When you bear in mind that once a person reached adulthood during this era (discarding the high child mortality rate), they seldom reached 60 years of age, it is clear that the elderly lady lived a good life to reach her mid to late seventies. She was, of course, the center of attention because of the cannabis pouch.
Although we can’t be sure, it seems likely that her illness caused her severe pain and she probably used the cannabis in her pouch as a painkiller. There is also a suggestion that she was a religious leader which would mean weed had a spiritual use and was possibly used in rituals.
It is worth noting that the Vikings had an exceptional knowledge of the medical qualities of plants, and were also aware of the plants that acted as intoxicants, such as marijuana. The other possible reason why the woman had cannabis in her pouch is that hemp was used to make clothes and rope. Perhaps it was supposed to be used as a building material in the afterlife?
Why Did the Vikings Use Cannabis?

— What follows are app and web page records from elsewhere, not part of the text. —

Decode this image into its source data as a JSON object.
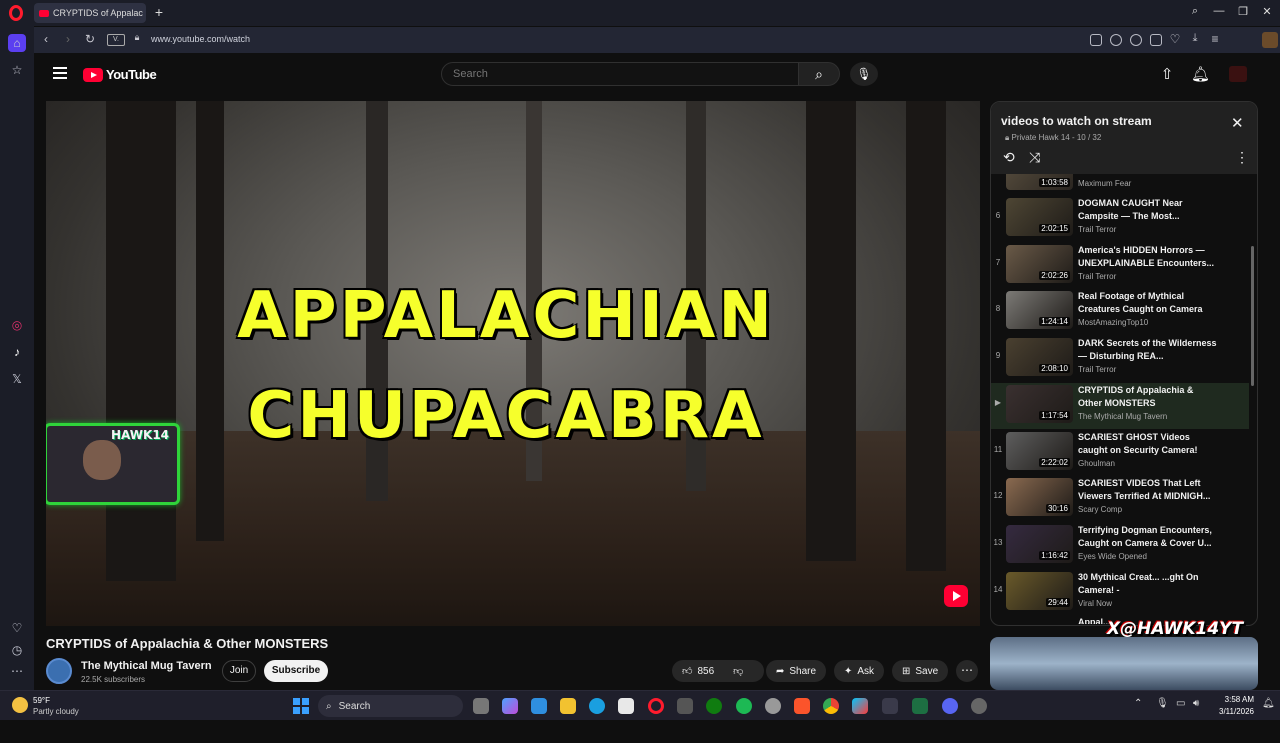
{
  "browser": {
    "tab_title": "CRYPTIDS of Appalac",
    "url": "www.youtube.com/watch",
    "vpn_label": "V."
  },
  "youtube": {
    "logo_text": "YouTube",
    "search_placeholder": "Search"
  },
  "video": {
    "overlay_line1": "APPALACHIAN",
    "overlay_line2": "CHUPACABRA",
    "webcam_label": "HAWK14",
    "title": "CRYPTIDS of Appalachia & Other MONSTERS",
    "channel_name": "The Mythical Mug Tavern",
    "subscribers": "22.5K subscribers",
    "join_label": "Join",
    "subscribe_label": "Subscribe",
    "likes": "856",
    "share_label": "Share",
    "ask_label": "Ask",
    "save_label": "Save"
  },
  "playlist": {
    "title": "videos to watch on stream",
    "subtitle": "Private Hawk 14 - 10 / 32",
    "partial_top": {
      "duration": "1:03:58",
      "channel": "Maximum Fear"
    },
    "items": [
      {
        "index": "6",
        "title": "DOGMAN CAUGHT Near Campsite — The Most...",
        "channel": "Trail Terror",
        "duration": "2:02:15",
        "current": false
      },
      {
        "index": "7",
        "title": "America's HIDDEN Horrors — UNEXPLAINABLE Encounters...",
        "channel": "Trail Terror",
        "duration": "2:02:26",
        "current": false
      },
      {
        "index": "8",
        "title": "Real Footage of Mythical Creatures Caught on Camera",
        "channel": "MostAmazingTop10",
        "duration": "1:24:14",
        "current": false
      },
      {
        "index": "9",
        "title": "DARK Secrets of the Wilderness — Disturbing REA...",
        "channel": "Trail Terror",
        "duration": "2:08:10",
        "current": false
      },
      {
        "index": "▶",
        "title": "CRYPTIDS of Appalachia & Other MONSTERS",
        "channel": "The Mythical Mug Tavern",
        "duration": "1:17:54",
        "current": true
      },
      {
        "index": "11",
        "title": "SCARIEST GHOST Videos caught on Security Camera!",
        "channel": "Ghoulman",
        "duration": "2:22:02",
        "current": false
      },
      {
        "index": "12",
        "title": "SCARIEST VIDEOS That Left Viewers Terrified At MIDNIGH...",
        "channel": "Scary Comp",
        "duration": "30:16",
        "current": false
      },
      {
        "index": "13",
        "title": "Terrifying Dogman Encounters, Caught on Camera & Cover U...",
        "channel": "Eyes Wide Opened",
        "duration": "1:16:42",
        "current": false
      },
      {
        "index": "14",
        "title": "30 Mythical Creat... ...ght On Camera! -",
        "channel": "Viral Now",
        "duration": "29:44",
        "current": false
      }
    ],
    "partial_bottom_title": "Appal..."
  },
  "overlay_logo": "X@HAWK14YT",
  "taskbar": {
    "temperature": "59°F",
    "weather": "Partly cloudy",
    "search_label": "Search",
    "time": "3:58 AM",
    "date": "3/11/2026"
  },
  "colors": {
    "youtube_red": "#ff0033",
    "title_yellow": "#f6ff2c",
    "webcam_green": "#2fd43a",
    "opera_red": "#ff1b2d"
  }
}
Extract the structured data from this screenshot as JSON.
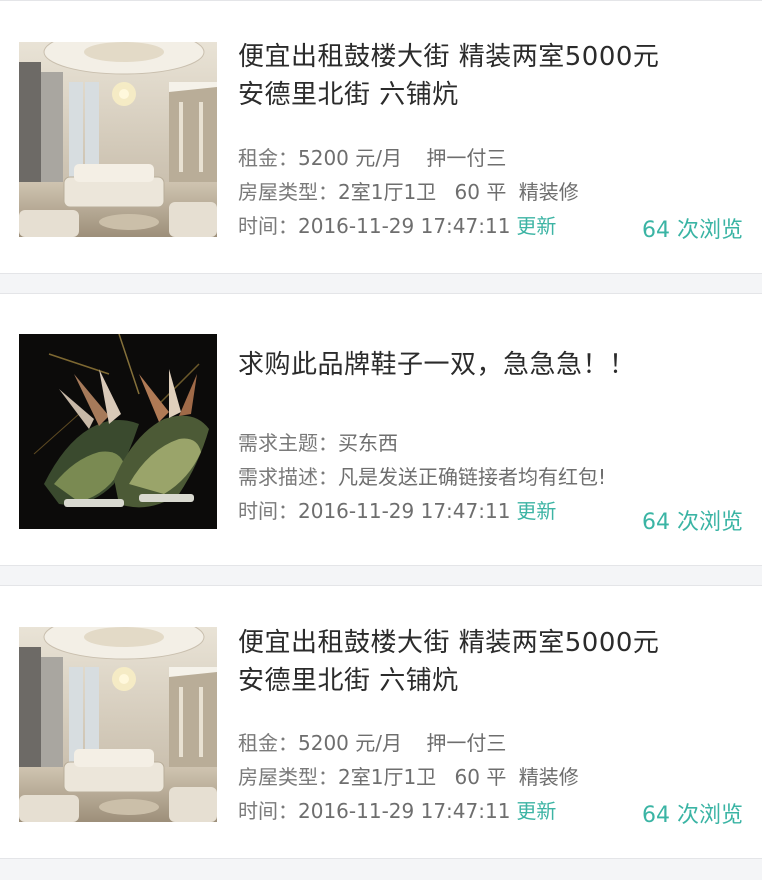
{
  "listings": [
    {
      "type": "rental",
      "thumb_icon": "living-room-photo",
      "title_line1": "便宜出租鼓楼大街 精装两室5000元",
      "title_line2": "安德里北街 六铺炕",
      "rent_label": "租金：",
      "rent_value": "5200 元/月",
      "deposit": "押一付三",
      "house_type_label": "房屋类型：",
      "house_type_value": "2室1厅1卫",
      "area": "60 平",
      "decoration": "精装修",
      "time_label": "时间：",
      "time_value": "2016-11-29 17:47:11",
      "refresh_label": "更新",
      "views": "64 次浏览"
    },
    {
      "type": "request",
      "thumb_icon": "winged-sneakers-photo",
      "title": "求购此品牌鞋子一双，急急急！！",
      "subject_label": "需求主题：",
      "subject_value": "买东西",
      "desc_label": "需求描述：",
      "desc_value": "凡是发送正确链接者均有红包!",
      "time_label": "时间：",
      "time_value": "2016-11-29 17:47:11",
      "refresh_label": "更新",
      "views": "64 次浏览"
    },
    {
      "type": "rental",
      "thumb_icon": "living-room-photo",
      "title_line1": "便宜出租鼓楼大街 精装两室5000元",
      "title_line2": "安德里北街 六铺炕",
      "rent_label": "租金：",
      "rent_value": "5200 元/月",
      "deposit": "押一付三",
      "house_type_label": "房屋类型：",
      "house_type_value": "2室1厅1卫",
      "area": "60 平",
      "decoration": "精装修",
      "time_label": "时间：",
      "time_value": "2016-11-29 17:47:11",
      "refresh_label": "更新",
      "views": "64 次浏览"
    }
  ],
  "colors": {
    "accent": "#3ab4a4",
    "title": "#2b2b2b",
    "meta": "#777777",
    "background": "#f4f5f7"
  }
}
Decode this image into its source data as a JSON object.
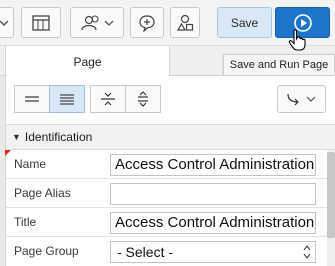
{
  "toolbar": {
    "save_label": "Save",
    "icons": [
      "chevron-down-icon",
      "shared-components-icon",
      "team-dev-icon",
      "comments-icon",
      "shapes-icon",
      "run-play-icon"
    ]
  },
  "tooltip": {
    "text": "Save and Run Page"
  },
  "tabs": {
    "active": "Page"
  },
  "section": {
    "title": "Identification"
  },
  "properties": {
    "name": {
      "label": "Name",
      "value": "Access Control Administration"
    },
    "alias": {
      "label": "Page Alias",
      "value": ""
    },
    "title": {
      "label": "Title",
      "value": "Access Control Administration"
    },
    "group": {
      "label": "Page Group",
      "value": "- Select -"
    }
  },
  "colors": {
    "accent": "#1e74c9",
    "save_bg": "#d9e8f6"
  }
}
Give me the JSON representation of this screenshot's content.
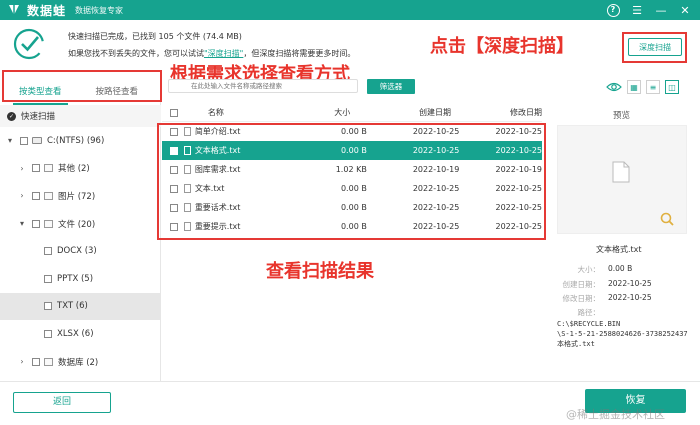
{
  "app": {
    "name": "数据蛙",
    "subtitle": "数据恢复专家"
  },
  "status": {
    "line1": "快速扫描已完成，已找到 105 个文件 (74.4 MB)",
    "line2_prefix": "如果您找不到丢失的文件，您可以试试",
    "line2_link": "\"深度扫描\"",
    "line2_suffix": "，但深度扫描将需要更多时间。"
  },
  "annotations": {
    "deep_scan": "点击【深度扫描】",
    "choose_view": "根据需求选择查看方式",
    "view_results": "查看扫描结果"
  },
  "deep_scan_button": "深度扫描",
  "view_tabs": {
    "by_type": "按类型查看",
    "by_path": "按路径查看"
  },
  "tree": {
    "header": "快速扫描",
    "items": [
      {
        "label": "C:(NTFS) (96)",
        "level": 0,
        "chevron": "▾",
        "checked": false,
        "icon": "drive"
      },
      {
        "label": "其他 (2)",
        "level": 1,
        "chevron": "›",
        "checked": false,
        "icon": "folder"
      },
      {
        "label": "图片 (72)",
        "level": 1,
        "chevron": "›",
        "checked": false,
        "icon": "image"
      },
      {
        "label": "文件 (20)",
        "level": 1,
        "chevron": "▾",
        "checked": false,
        "icon": "folder"
      },
      {
        "label": "DOCX (3)",
        "level": 2,
        "chevron": "",
        "checked": false,
        "icon": ""
      },
      {
        "label": "PPTX (5)",
        "level": 2,
        "chevron": "",
        "checked": false,
        "icon": ""
      },
      {
        "label": "TXT (6)",
        "level": 2,
        "chevron": "",
        "checked": false,
        "icon": "",
        "selected": true
      },
      {
        "label": "XLSX (6)",
        "level": 2,
        "chevron": "",
        "checked": false,
        "icon": ""
      },
      {
        "label": "数据库 (2)",
        "level": 1,
        "chevron": "›",
        "checked": false,
        "icon": "folder"
      }
    ]
  },
  "search": {
    "placeholder": "在此处输入文件名称或路径搜索"
  },
  "filter_button": "筛选器",
  "table": {
    "columns": {
      "name": "名称",
      "size": "大小",
      "created": "创建日期",
      "modified": "修改日期"
    },
    "rows": [
      {
        "name": "简单介绍.txt",
        "size": "0.00  B",
        "created": "2022-10-25",
        "modified": "2022-10-25",
        "selected": false
      },
      {
        "name": "文本格式.txt",
        "size": "0.00  B",
        "created": "2022-10-25",
        "modified": "2022-10-25",
        "selected": true
      },
      {
        "name": "图库需求.txt",
        "size": "1.02 KB",
        "created": "2022-10-19",
        "modified": "2022-10-19",
        "selected": false
      },
      {
        "name": "文本.txt",
        "size": "0.00  B",
        "created": "2022-10-25",
        "modified": "2022-10-25",
        "selected": false
      },
      {
        "name": "重要话术.txt",
        "size": "0.00  B",
        "created": "2022-10-25",
        "modified": "2022-10-25",
        "selected": false
      },
      {
        "name": "重要提示.txt",
        "size": "0.00  B",
        "created": "2022-10-25",
        "modified": "2022-10-25",
        "selected": false
      }
    ]
  },
  "preview": {
    "label": "预览",
    "file_name": "文本格式.txt",
    "meta": [
      {
        "key": "大小：",
        "value": "0.00  B"
      },
      {
        "key": "创建日期：",
        "value": "2022-10-25"
      },
      {
        "key": "修改日期：",
        "value": "2022-10-25"
      },
      {
        "key": "路径：",
        "value": ""
      }
    ],
    "path_lines": [
      "C:\\$RECYCLE.BIN",
      "\\S-1-5-21-2588024626-3738252437",
      "本格式.txt"
    ]
  },
  "back_button": "返回",
  "recover_button": "恢复",
  "watermark": "@稀土掘金技术社区",
  "colors": {
    "accent": "#16a38f",
    "annotation": "#e8342c"
  }
}
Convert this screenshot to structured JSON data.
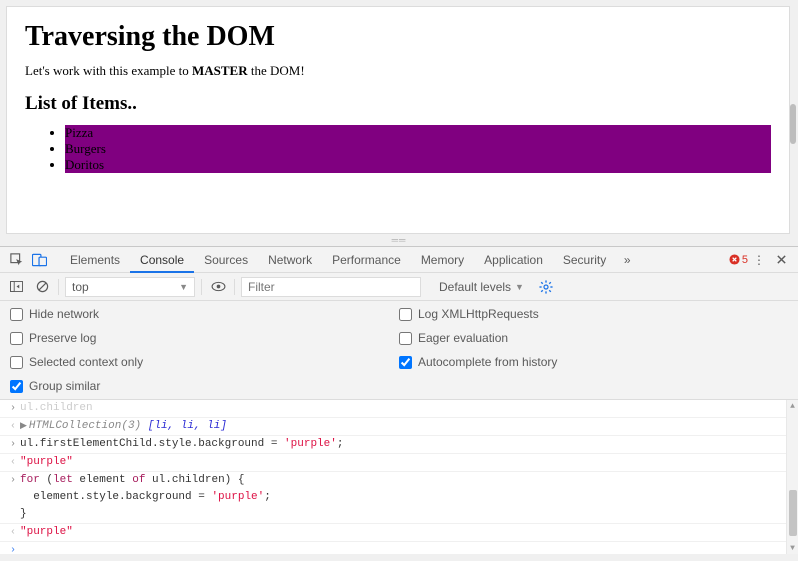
{
  "page": {
    "h1": "Traversing the DOM",
    "intro_pre": "Let's work with this example to ",
    "intro_bold": "MASTER",
    "intro_post": " the DOM!",
    "h2": "List of Items..",
    "items": [
      "Pizza",
      "Burgers",
      "Doritos"
    ]
  },
  "devtools": {
    "tabs": {
      "elements": "Elements",
      "console": "Console",
      "sources": "Sources",
      "network": "Network",
      "performance": "Performance",
      "memory": "Memory",
      "application": "Application",
      "security": "Security"
    },
    "errors": {
      "count": "5"
    },
    "toolbar": {
      "context": "top",
      "filter_placeholder": "Filter",
      "levels": "Default levels"
    },
    "settings": {
      "hide_network": "Hide network",
      "preserve_log": "Preserve log",
      "selected_context": "Selected context only",
      "group_similar": "Group similar",
      "log_xhr": "Log XMLHttpRequests",
      "eager_eval": "Eager evaluation",
      "autocomplete": "Autocomplete from history"
    },
    "console": {
      "line0_grey": "ul.children",
      "line1_grey": "HTMLCollection(3)",
      "line1_blue": " [li, li, li]",
      "line2": "ul.firstElementChild.style.background = ",
      "line2_str": "'purple'",
      "line2_semi": ";",
      "line3_str": "\"purple\"",
      "line4_for": "for",
      "line4_a": " (",
      "line4_let": "let",
      "line4_b": " element ",
      "line4_of": "of",
      "line4_c": " ul.children) {",
      "line5_a": "  element.style.background = ",
      "line5_str": "'purple'",
      "line5_b": ";",
      "line6": "}",
      "line7_str": "\"purple\""
    }
  }
}
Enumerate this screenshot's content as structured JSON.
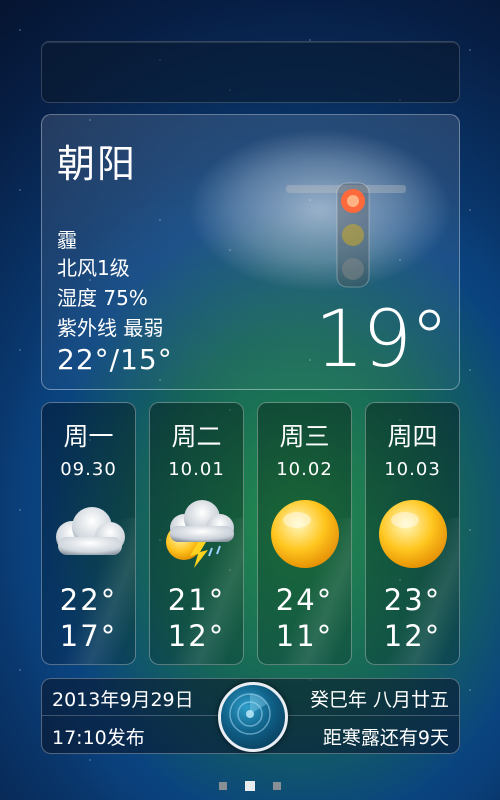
{
  "current": {
    "city": "朝阳",
    "condition": "霾",
    "wind": "北风1级",
    "humidity": "湿度 75%",
    "uv": "紫外线 最弱",
    "range": "22°/15°",
    "temperature": "19°"
  },
  "forecast": [
    {
      "day": "周一",
      "date": "09.30",
      "icon": "cloudy-icon",
      "high": "22°",
      "low": "17°"
    },
    {
      "day": "周二",
      "date": "10.01",
      "icon": "thunderstorm-sun-icon",
      "high": "21°",
      "low": "12°"
    },
    {
      "day": "周三",
      "date": "10.02",
      "icon": "sun-icon",
      "high": "24°",
      "low": "11°"
    },
    {
      "day": "周四",
      "date": "10.03",
      "icon": "sun-icon",
      "high": "23°",
      "low": "12°"
    }
  ],
  "footer": {
    "date": "2013年9月29日",
    "lunar": "癸巳年 八月廿五",
    "published": "17:10发布",
    "solar_term": "距寒露还有9天"
  },
  "pager": {
    "count": 3,
    "active_index": 2
  }
}
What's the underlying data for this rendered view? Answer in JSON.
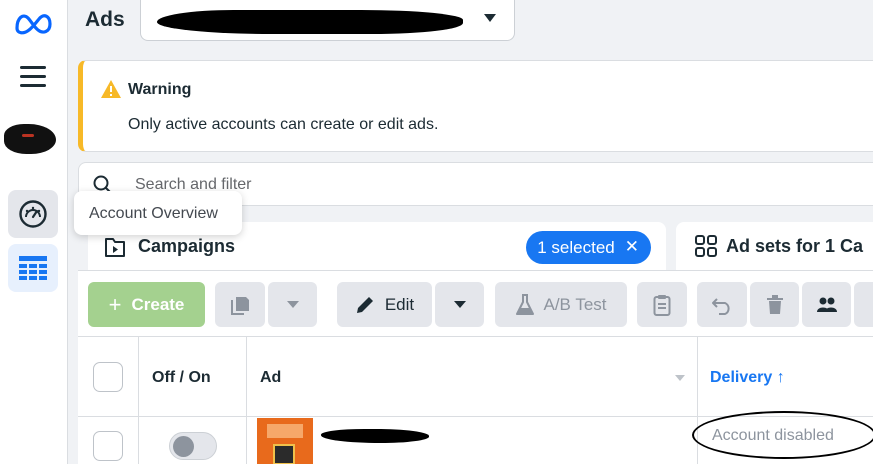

The most obvious reason is that hemp fibers made a strong rope. If you recall, the Vikings relied heavily on ships; especially during their period of expansion. Hemp makes extremely strong ropes, and the Vikings would have been delighted to find a material that prevented their ropes from rotting quickly while at sea.
The discovery of cannabis at the Oseberg mound suggests the Vikings used cannabis as a painkiller. It has been suggested that they used the herb to relieve pain during childbirth, and perhaps even to cope with toothaches. Over in Germany, tribes paid homage to the same gods as the Vikings and used cannabis in spiritual rituals.
Of course, the question we really want answered is: “Did the Vikings use marijuana to get high?” Based on the evidence discovered so far, it is highly likely that they grew hemp for textile purposes only. One colorful myth suggests that the Vikings took hallucinogenic mushrooms along with reindeer urine to get high before battle to numb pain and fear.
Therefore, the only link between the Vikings and using weed to get stoned or for religious ceremonies comes from the fact that they met various cultures who were known for using marijuana. In the Middle East, Sikh warriors are said to have used weed to treat battle wounds, while the Chinese used weed for medicinal purposes.
The Vikings met all of these peoples at some point during their expansion, so maybe they copied their marijuana usage? It remains an open question, and there is little or no evidence to back it up.